Senior DogsSenior pets require increased attention such as more frequent visits to the veterinarian, possible changes in diet and in some cases alterations to their home environment. Below are 5 tips for keeping your senior dog healthy and happy during their golden years.

 

 

 

Diet and Nutrition

Good pet nutrition is important at every age. Feeding your pet the proper nutrition in their senior years is crucial to helping them fight signs of aging and keeping them active and playful. Senior pets often need foods that are more digestible, have different calorie levels and ingredients, and have anti-aging nutrients.

Weight Control

Like humans, it’s not unusual for your dog to put on a few extra pounds over the years.  This extra weight can have serious implications on your dog’s overall health as they age. Over weight and obese dogs are vulnerable to a variety of health issues such as joint problems, heart and respiratory disease, diabetes, cancer, liver disease, skin problems, and heat intolerance just to name a few. It’s important to consult with your veterinarian on what your specific dog breed’s weight should be, especially if you have a mix breed.

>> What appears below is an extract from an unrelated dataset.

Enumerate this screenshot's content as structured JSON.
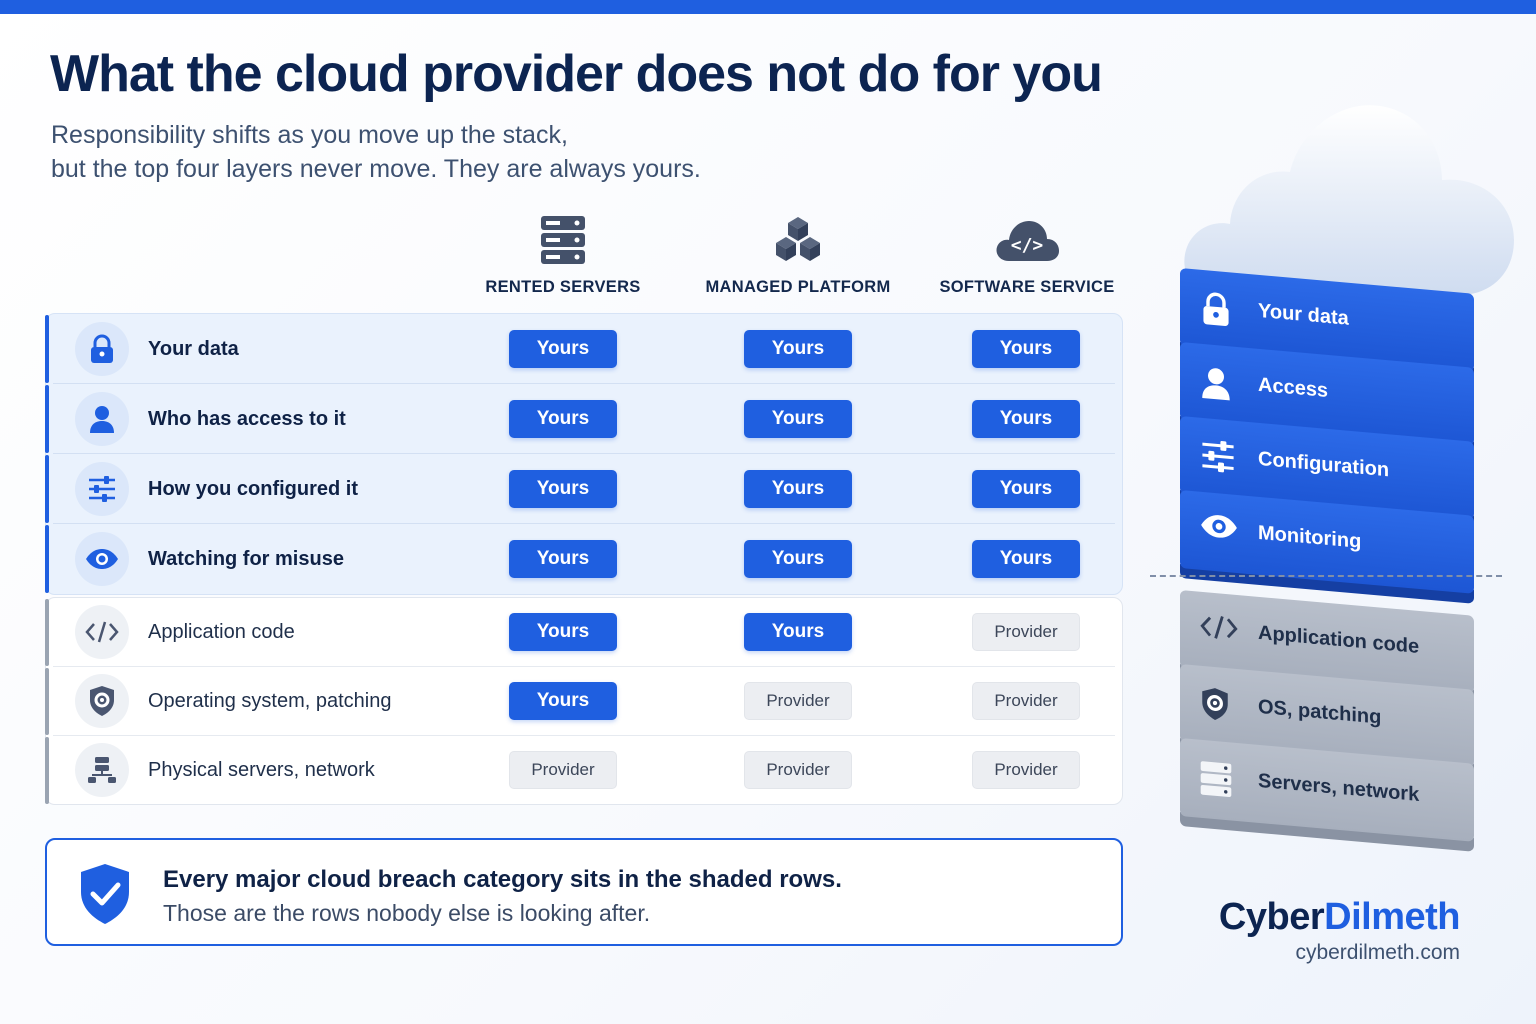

Parasite Control

Senior dogs’ immune systems are not as healthy as those of younger animals; as a result, they cannot fight off disease or heal as fast as younger pets.

Maintaining Mobility

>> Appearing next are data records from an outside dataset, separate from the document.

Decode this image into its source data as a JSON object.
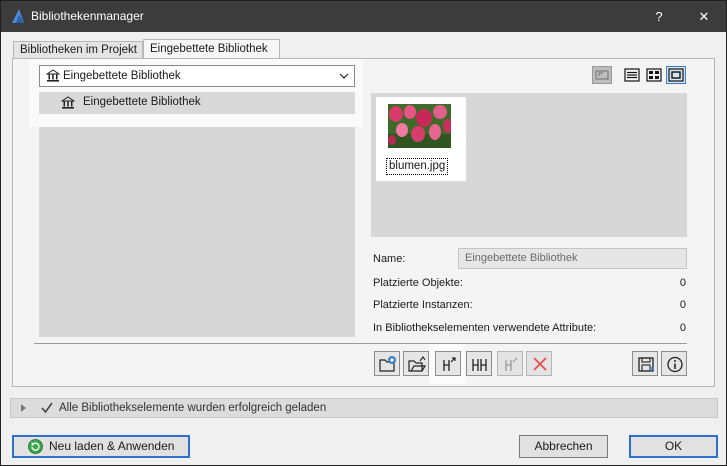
{
  "window": {
    "title": "Bibliothekenmanager",
    "help_label": "?",
    "close_label": "✕"
  },
  "tabs": [
    {
      "label": "Bibliotheken im Projekt",
      "active": false
    },
    {
      "label": "Eingebettete Bibliothek",
      "active": true
    }
  ],
  "library_selector": {
    "selected": "Eingebettete Bibliothek",
    "icon": "library-icon"
  },
  "tree": {
    "items": [
      {
        "label": "Eingebettete Bibliothek",
        "icon": "library-icon"
      }
    ]
  },
  "view_modes": {
    "buttons": [
      "folder-up-icon",
      "list-view-icon",
      "grid-view-icon",
      "large-icon-view-icon"
    ],
    "selected": "large-icon-view-icon"
  },
  "preview": {
    "files": [
      {
        "name": "blumen.jpg",
        "thumbnail": "tulips-image"
      }
    ]
  },
  "properties": {
    "name_label": "Name:",
    "name_value": "Eingebettete Bibliothek",
    "placed_objects_label": "Platzierte Objekte:",
    "placed_objects_value": "0",
    "placed_instances_label": "Platzierte Instanzen:",
    "placed_instances_value": "0",
    "attributes_label": "In Bibliothekselementen verwendete Attribute:",
    "attributes_value": "0"
  },
  "toolbar": {
    "buttons": [
      "new-folder-icon",
      "open-folder-icon",
      "move-object-icon",
      "objects-icon",
      "disabled-move-icon",
      "delete-icon",
      "save-icon",
      "info-icon"
    ]
  },
  "status": {
    "text": "Alle Bibliothekselemente wurden erfolgreich geladen"
  },
  "footer": {
    "reload_label": "Neu laden & Anwenden",
    "cancel_label": "Abbrechen",
    "ok_label": "OK"
  },
  "colors": {
    "titlebar": "#3c3c3c",
    "accent_blue": "#2e6fd0",
    "delete_red": "#e05050"
  }
}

It’s important to help your dog get enough exercise on a regular and consistent basis. You will be surprised at how beneficial it is for your dog to go for a daily walk to maintain, not only their mobility, but their keen sense of smell and that daily walk also boosts their spirits.

Environmental Considerations

Older dogs may need changes to their lifestyle, such as sleeping areas to avoid stairs and drafts, more time indoors, and ramps for getting in and out of vehicles. We’ve had firsthand experience with Gracie needing a ramp for our Jeep and extra support when jumping on and off our bed.

So when does a dog become “old”? The general rule is cats and small dogs are considered geriatric around the age of 7. Large breed dogs are considered geriatric around the age of 6. Gracie just turned 6 this past September and we are already experiencing some joint issues. Since we made a promise to her to keep her healthy and happy as she ages, she goes to the chiropractor for regular adjustments. We have seen a significant improvement in her shoulder and we will continue to help her maintain a healthy lifestyle.

What considerations or modifications have you had to make for your senior dog?